Top of Given records
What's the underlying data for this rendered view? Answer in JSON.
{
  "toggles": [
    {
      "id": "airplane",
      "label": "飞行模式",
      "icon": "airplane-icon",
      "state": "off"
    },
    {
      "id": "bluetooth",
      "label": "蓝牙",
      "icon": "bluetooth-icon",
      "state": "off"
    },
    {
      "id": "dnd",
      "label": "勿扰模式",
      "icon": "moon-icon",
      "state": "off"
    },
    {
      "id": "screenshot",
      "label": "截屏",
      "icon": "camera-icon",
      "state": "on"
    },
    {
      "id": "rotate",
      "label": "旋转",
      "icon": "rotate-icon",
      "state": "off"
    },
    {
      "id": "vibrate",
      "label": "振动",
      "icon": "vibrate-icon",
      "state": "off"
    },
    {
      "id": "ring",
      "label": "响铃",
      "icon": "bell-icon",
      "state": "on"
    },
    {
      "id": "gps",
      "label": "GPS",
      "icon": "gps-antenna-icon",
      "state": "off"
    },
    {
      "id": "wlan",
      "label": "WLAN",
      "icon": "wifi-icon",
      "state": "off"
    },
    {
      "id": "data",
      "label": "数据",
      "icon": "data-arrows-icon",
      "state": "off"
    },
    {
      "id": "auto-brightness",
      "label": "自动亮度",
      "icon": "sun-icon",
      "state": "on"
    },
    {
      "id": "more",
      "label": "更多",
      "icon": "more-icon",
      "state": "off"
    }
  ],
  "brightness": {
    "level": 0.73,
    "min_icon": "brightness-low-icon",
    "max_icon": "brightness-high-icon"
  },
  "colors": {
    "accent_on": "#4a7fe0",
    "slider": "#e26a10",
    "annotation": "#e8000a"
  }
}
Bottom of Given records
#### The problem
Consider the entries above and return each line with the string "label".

#### Written answer
      "label": "飞行模式",
      "label": "蓝牙",
      "label": "勿扰模式",
      "label": "截屏",
      "label": "旋转",
      "label": "振动",
      "label": "响铃",
      "label": "GPS",
      "label": "WLAN",
      "label": "数据",
      "label": "自动亮度",
      "label": "更多",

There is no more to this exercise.